** Problem to solve **
Wherever the string "Scope" shows up in the material below, copy that line.

** Data supplied **
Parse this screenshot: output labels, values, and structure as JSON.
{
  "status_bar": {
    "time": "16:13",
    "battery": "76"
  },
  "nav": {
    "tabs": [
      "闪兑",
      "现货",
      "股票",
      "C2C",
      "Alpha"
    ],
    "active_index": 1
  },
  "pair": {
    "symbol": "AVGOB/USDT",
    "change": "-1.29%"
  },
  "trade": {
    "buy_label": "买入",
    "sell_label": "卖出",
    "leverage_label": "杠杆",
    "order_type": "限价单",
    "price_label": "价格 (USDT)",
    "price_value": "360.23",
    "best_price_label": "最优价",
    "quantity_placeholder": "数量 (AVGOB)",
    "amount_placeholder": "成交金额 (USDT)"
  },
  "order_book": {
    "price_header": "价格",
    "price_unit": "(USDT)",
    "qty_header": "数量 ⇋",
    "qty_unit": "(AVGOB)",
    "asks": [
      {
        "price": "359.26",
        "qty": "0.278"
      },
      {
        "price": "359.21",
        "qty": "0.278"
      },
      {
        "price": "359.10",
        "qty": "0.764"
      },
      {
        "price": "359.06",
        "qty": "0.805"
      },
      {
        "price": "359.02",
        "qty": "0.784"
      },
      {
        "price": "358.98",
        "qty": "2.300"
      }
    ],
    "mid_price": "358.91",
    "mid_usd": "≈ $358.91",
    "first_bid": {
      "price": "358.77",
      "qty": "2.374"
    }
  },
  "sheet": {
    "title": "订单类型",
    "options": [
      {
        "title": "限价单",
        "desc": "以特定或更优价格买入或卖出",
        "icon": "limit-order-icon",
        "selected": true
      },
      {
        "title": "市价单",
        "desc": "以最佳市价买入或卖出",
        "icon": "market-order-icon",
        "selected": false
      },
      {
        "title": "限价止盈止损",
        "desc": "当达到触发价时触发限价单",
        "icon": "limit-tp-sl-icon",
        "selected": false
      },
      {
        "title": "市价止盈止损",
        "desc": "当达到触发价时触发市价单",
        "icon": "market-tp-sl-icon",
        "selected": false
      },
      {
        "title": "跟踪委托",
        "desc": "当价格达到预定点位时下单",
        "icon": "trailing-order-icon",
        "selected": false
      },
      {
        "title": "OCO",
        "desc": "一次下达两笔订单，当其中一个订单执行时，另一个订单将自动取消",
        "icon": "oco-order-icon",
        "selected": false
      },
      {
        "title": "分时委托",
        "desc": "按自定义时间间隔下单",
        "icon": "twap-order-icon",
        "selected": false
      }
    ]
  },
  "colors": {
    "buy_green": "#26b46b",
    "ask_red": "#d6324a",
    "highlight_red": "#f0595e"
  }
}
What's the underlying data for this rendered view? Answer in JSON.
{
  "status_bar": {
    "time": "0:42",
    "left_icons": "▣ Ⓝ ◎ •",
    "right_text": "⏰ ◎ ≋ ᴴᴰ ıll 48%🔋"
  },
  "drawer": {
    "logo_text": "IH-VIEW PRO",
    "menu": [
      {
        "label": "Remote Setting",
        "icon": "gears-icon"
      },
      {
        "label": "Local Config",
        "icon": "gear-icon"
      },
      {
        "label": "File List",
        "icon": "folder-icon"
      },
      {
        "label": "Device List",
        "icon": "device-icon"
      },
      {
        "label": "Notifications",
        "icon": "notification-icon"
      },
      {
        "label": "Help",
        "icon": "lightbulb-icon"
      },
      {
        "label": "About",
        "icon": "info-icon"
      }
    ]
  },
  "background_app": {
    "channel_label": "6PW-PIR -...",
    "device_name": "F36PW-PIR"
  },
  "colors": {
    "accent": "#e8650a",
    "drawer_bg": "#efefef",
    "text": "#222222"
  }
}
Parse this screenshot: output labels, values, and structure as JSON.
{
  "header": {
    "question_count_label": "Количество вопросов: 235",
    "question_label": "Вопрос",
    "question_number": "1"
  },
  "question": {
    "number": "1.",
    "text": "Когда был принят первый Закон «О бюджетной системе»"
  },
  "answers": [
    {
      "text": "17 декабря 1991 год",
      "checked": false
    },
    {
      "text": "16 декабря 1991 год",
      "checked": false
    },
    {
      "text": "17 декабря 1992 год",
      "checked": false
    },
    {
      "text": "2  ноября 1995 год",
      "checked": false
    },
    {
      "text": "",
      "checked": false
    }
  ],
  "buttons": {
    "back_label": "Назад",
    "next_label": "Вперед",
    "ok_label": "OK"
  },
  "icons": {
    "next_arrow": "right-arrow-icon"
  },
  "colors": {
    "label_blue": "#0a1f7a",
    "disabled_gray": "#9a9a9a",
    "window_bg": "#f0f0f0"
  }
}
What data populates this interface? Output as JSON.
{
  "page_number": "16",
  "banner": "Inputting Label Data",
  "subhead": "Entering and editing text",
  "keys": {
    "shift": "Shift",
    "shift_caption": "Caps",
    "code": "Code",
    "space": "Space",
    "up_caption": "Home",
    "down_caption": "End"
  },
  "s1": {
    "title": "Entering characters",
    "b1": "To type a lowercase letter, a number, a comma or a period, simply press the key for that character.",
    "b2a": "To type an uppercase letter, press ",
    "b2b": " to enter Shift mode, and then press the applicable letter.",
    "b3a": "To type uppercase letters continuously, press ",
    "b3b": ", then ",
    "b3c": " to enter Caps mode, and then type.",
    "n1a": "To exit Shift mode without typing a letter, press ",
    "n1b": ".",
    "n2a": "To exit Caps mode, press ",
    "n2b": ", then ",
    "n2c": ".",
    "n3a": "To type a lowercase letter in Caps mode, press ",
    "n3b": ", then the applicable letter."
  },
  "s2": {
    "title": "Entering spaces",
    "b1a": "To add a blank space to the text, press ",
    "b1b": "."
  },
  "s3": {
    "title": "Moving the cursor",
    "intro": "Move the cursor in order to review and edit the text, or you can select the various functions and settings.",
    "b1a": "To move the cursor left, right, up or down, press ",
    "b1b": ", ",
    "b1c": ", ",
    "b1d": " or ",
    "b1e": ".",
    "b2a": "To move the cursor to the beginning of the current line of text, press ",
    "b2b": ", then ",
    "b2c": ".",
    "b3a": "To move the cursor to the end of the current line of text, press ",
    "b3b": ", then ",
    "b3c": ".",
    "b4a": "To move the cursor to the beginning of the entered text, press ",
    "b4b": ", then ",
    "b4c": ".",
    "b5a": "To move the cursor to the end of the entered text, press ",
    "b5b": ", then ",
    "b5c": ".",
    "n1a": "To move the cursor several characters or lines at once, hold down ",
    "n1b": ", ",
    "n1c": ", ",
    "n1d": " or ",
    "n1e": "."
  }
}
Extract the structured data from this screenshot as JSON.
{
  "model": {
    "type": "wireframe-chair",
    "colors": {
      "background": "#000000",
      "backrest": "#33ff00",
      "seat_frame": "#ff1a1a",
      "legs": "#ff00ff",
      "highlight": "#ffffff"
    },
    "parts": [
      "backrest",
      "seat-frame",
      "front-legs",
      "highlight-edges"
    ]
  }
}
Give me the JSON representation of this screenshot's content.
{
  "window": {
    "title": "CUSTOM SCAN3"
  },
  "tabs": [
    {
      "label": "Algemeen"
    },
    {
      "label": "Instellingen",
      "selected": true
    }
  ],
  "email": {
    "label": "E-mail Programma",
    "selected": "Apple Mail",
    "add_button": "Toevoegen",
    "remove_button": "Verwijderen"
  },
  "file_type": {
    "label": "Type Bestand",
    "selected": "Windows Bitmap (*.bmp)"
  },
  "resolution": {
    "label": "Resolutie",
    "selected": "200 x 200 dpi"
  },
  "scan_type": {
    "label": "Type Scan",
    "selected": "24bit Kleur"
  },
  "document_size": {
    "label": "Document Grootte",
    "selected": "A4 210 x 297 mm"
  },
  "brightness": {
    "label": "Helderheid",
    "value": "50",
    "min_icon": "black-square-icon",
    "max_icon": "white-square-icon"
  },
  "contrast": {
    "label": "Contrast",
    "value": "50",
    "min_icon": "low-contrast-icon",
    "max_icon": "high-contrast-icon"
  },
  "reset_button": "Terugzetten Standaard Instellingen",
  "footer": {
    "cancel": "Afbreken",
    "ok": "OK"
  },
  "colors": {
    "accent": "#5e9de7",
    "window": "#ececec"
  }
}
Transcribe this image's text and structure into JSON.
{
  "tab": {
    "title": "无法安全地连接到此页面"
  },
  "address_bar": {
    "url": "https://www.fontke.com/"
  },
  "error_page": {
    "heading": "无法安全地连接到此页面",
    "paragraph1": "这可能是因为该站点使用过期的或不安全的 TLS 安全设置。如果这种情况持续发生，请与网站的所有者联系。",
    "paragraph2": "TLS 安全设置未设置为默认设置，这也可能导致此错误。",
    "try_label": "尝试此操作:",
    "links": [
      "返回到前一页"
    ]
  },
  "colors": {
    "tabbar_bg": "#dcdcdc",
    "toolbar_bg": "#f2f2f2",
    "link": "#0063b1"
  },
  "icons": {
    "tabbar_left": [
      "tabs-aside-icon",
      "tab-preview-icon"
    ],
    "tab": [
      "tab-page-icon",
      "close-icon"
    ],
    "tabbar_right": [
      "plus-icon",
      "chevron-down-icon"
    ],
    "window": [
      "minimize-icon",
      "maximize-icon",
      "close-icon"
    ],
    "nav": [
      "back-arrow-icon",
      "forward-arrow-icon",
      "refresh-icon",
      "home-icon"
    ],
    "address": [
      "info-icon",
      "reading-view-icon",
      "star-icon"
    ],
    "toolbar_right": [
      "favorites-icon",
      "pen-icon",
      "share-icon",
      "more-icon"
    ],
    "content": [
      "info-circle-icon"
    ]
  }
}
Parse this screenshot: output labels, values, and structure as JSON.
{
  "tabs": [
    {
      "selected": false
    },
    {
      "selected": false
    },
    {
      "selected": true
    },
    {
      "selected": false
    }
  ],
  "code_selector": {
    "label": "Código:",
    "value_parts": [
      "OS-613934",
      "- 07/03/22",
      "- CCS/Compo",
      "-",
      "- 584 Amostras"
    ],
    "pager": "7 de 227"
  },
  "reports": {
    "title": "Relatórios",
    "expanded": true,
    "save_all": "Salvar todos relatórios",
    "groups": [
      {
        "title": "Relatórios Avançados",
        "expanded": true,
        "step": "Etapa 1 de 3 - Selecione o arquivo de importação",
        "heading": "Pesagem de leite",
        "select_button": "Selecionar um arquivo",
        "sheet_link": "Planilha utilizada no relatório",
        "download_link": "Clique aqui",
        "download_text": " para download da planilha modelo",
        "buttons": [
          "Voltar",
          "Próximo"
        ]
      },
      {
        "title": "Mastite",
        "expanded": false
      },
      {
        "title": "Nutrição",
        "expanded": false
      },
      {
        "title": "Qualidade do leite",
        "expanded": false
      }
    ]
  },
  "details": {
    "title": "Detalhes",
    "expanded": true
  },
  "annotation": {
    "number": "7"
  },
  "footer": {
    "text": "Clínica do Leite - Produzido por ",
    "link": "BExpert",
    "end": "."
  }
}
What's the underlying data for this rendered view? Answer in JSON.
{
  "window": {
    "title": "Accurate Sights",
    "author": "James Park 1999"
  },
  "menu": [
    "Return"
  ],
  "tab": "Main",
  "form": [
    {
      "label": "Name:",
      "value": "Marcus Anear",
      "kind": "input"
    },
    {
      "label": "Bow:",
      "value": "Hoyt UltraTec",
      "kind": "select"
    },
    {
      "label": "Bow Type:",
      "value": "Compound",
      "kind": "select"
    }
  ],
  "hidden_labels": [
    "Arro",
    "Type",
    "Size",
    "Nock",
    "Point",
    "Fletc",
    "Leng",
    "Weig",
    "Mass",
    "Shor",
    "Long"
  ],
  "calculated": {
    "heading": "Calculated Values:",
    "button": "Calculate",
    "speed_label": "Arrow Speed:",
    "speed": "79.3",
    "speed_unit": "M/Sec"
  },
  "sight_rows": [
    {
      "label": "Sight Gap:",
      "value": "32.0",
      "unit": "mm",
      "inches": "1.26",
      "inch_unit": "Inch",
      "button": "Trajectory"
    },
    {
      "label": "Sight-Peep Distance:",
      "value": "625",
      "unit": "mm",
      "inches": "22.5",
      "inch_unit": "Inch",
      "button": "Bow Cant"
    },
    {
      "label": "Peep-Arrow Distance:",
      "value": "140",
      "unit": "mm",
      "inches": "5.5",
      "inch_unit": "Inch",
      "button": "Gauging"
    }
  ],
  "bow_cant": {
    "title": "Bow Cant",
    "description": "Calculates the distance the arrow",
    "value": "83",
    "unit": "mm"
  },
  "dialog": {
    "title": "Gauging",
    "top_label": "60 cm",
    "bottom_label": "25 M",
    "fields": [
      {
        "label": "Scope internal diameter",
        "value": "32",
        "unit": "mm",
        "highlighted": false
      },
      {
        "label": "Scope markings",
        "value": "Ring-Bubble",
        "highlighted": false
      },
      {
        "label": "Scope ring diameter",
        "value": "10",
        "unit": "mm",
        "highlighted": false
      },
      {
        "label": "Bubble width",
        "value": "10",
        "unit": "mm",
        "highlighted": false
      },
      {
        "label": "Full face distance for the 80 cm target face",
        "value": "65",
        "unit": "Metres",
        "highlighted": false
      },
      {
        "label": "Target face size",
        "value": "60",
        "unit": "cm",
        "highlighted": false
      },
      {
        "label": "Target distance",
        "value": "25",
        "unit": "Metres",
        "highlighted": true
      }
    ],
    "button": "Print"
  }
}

** Task response **
        "label": "Scope internal diameter",
        "label": "Scope markings",
        "label": "Scope ring diameter",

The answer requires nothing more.